Segment Start: TASK MATERIAL
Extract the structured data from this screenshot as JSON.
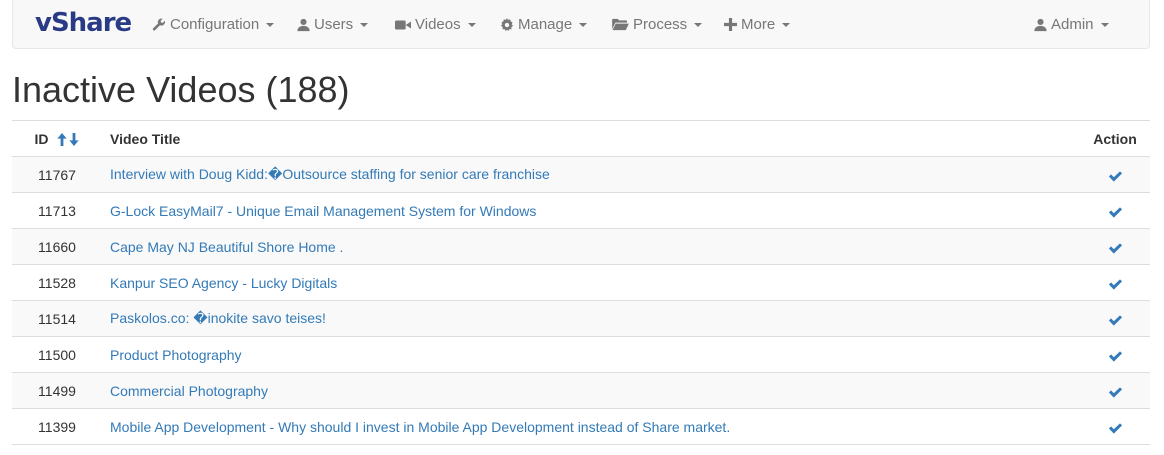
{
  "brand": "vShare",
  "nav": [
    {
      "label": "Configuration",
      "icon": "wrench-icon"
    },
    {
      "label": "Users",
      "icon": "user-icon"
    },
    {
      "label": "Videos",
      "icon": "video-camera-icon"
    },
    {
      "label": "Manage",
      "icon": "gear-icon"
    },
    {
      "label": "Process",
      "icon": "folder-open-icon"
    },
    {
      "label": "More",
      "icon": "plus-icon"
    }
  ],
  "user_menu": {
    "label": "Admin",
    "icon": "user-icon"
  },
  "page_title": "Inactive Videos (188)",
  "table": {
    "headers": {
      "id": "ID",
      "title": "Video Title",
      "action": "Action"
    },
    "rows": [
      {
        "id": "11767",
        "title": "Interview with Doug Kidd:�Outsource staffing for senior care franchise"
      },
      {
        "id": "11713",
        "title": "G-Lock EasyMail7 - Unique Email Management System for Windows"
      },
      {
        "id": "11660",
        "title": "Cape May NJ Beautiful Shore Home ."
      },
      {
        "id": "11528",
        "title": "Kanpur SEO Agency - Lucky Digitals"
      },
      {
        "id": "11514",
        "title": "Paskolos.co: �inokite savo teises!"
      },
      {
        "id": "11500",
        "title": "Product Photography"
      },
      {
        "id": "11499",
        "title": "Commercial Photography"
      },
      {
        "id": "11399",
        "title": "Mobile App Development - Why should I invest in Mobile App Development instead of Share market."
      }
    ]
  },
  "colors": {
    "brand": "#2a3b86",
    "link": "#337ab7",
    "nav_text": "#777777"
  }
}
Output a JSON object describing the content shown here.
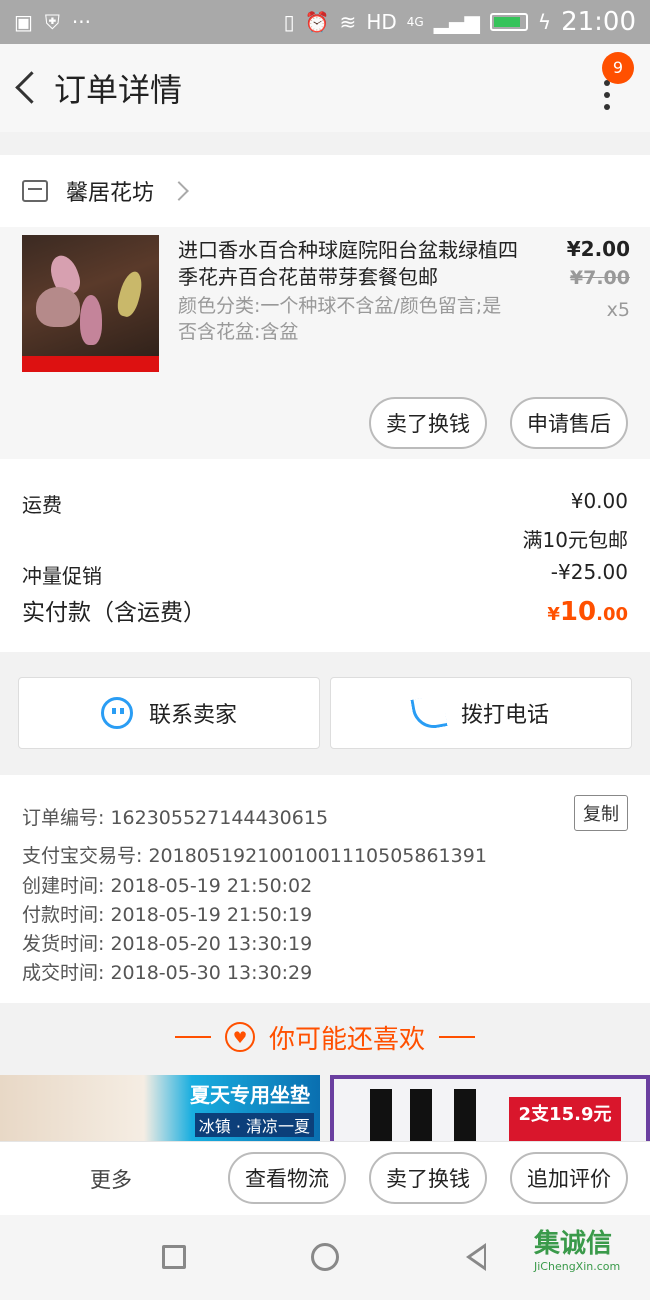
{
  "status_bar": {
    "network": "HD",
    "network_gen": "4G",
    "time": "21:00"
  },
  "header": {
    "title": "订单详情",
    "badge_count": "9"
  },
  "shop": {
    "name": "馨居花坊"
  },
  "product": {
    "title": "进口香水百合种球庭院阳台盆栽绿植四季花卉百合花苗带芽套餐包邮",
    "spec": "颜色分类:一个种球不含盆/颜色留言;是否含花盆:含盆",
    "price": "¥2.00",
    "original_price": "¥7.00",
    "quantity": "x5",
    "buttons": {
      "sell": "卖了换钱",
      "after_sale": "申请售后"
    }
  },
  "fees": {
    "shipping_label": "运费",
    "shipping_value": "¥0.00",
    "shipping_note": "满10元包邮",
    "promo_label": "冲量促销",
    "promo_value": "-¥25.00",
    "total_label": "实付款（含运费）",
    "total_currency": "¥",
    "total_int": "10",
    "total_dec": ".00"
  },
  "contact": {
    "seller": "联系卖家",
    "call": "拨打电话"
  },
  "order_info": {
    "order_no": "订单编号: 162305527144430615",
    "copy": "复制",
    "alipay_no": "支付宝交易号: 2018051921001001110505861391",
    "created": "创建时间: 2018-05-19 21:50:02",
    "paid": "付款时间: 2018-05-19 21:50:19",
    "shipped": "发货时间: 2018-05-20 13:30:19",
    "completed": "成交时间: 2018-05-30 13:30:29"
  },
  "recommend": {
    "title": "你可能还喜欢",
    "item_a_tag1": "夏天专用坐垫",
    "item_a_tag2": "冰镇 · 清凉一夏",
    "item_b_tag": "2支15.9元"
  },
  "bottom_bar": {
    "more": "更多",
    "logistics": "查看物流",
    "sell": "卖了换钱",
    "review": "追加评价"
  },
  "watermark": {
    "name": "集诚信",
    "url": "JiChengXin.com"
  },
  "colors": {
    "accent": "#ff5000",
    "link_blue": "#2a9df4",
    "statusbar": "#a9a9a9"
  }
}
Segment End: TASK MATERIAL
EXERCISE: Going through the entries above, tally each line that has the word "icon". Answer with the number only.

RESPONSE BOX: 7